START DATA SHOWN

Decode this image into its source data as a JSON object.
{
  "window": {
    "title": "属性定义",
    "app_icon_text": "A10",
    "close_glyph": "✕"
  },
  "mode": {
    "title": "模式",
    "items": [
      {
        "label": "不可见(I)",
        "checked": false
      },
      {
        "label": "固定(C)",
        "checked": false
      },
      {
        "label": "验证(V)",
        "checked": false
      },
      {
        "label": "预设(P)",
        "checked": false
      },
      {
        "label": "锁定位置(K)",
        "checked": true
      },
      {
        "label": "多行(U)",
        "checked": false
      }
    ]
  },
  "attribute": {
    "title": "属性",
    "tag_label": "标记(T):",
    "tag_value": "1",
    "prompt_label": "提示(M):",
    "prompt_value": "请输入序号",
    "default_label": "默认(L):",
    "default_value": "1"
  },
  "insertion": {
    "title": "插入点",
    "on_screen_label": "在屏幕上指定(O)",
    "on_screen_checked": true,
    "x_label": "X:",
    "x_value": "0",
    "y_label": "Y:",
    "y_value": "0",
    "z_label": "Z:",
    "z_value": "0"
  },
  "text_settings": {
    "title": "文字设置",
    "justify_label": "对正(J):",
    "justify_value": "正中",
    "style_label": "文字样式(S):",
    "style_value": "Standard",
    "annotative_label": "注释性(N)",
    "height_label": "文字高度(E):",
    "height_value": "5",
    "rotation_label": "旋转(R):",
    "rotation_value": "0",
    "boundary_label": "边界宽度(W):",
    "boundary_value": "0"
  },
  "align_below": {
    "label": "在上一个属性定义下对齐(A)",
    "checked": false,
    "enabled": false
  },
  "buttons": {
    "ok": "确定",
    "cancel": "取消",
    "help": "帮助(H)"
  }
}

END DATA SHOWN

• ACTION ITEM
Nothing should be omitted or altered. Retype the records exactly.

• SOLUTION TO THE EXERCISE
Decode this image into its source data as a JSON object.
{
  "window": {
    "title": "属性定义",
    "app_icon_text": "A10",
    "close_glyph": "✕"
  },
  "mode": {
    "title": "模式",
    "items": [
      {
        "label": "不可见(I)",
        "checked": false
      },
      {
        "label": "固定(C)",
        "checked": false
      },
      {
        "label": "验证(V)",
        "checked": false
      },
      {
        "label": "预设(P)",
        "checked": false
      },
      {
        "label": "锁定位置(K)",
        "checked": true
      },
      {
        "label": "多行(U)",
        "checked": false
      }
    ]
  },
  "attribute": {
    "title": "属性",
    "tag_label": "标记(T):",
    "tag_value": "1",
    "prompt_label": "提示(M):",
    "prompt_value": "请输入序号",
    "default_label": "默认(L):",
    "default_value": "1"
  },
  "insertion": {
    "title": "插入点",
    "on_screen_label": "在屏幕上指定(O)",
    "on_screen_checked": true,
    "x_label": "X:",
    "x_value": "0",
    "y_label": "Y:",
    "y_value": "0",
    "z_label": "Z:",
    "z_value": "0"
  },
  "text_settings": {
    "title": "文字设置",
    "justify_label": "对正(J):",
    "justify_value": "正中",
    "style_label": "文字样式(S):",
    "style_value": "Standard",
    "annotative_label": "注释性(N)",
    "height_label": "文字高度(E):",
    "height_value": "5",
    "rotation_label": "旋转(R):",
    "rotation_value": "0",
    "boundary_label": "边界宽度(W):",
    "boundary_value": "0"
  },
  "align_below": {
    "label": "在上一个属性定义下对齐(A)",
    "checked": false,
    "enabled": false
  },
  "buttons": {
    "ok": "确定",
    "cancel": "取消",
    "help": "帮助(H)"
  }
}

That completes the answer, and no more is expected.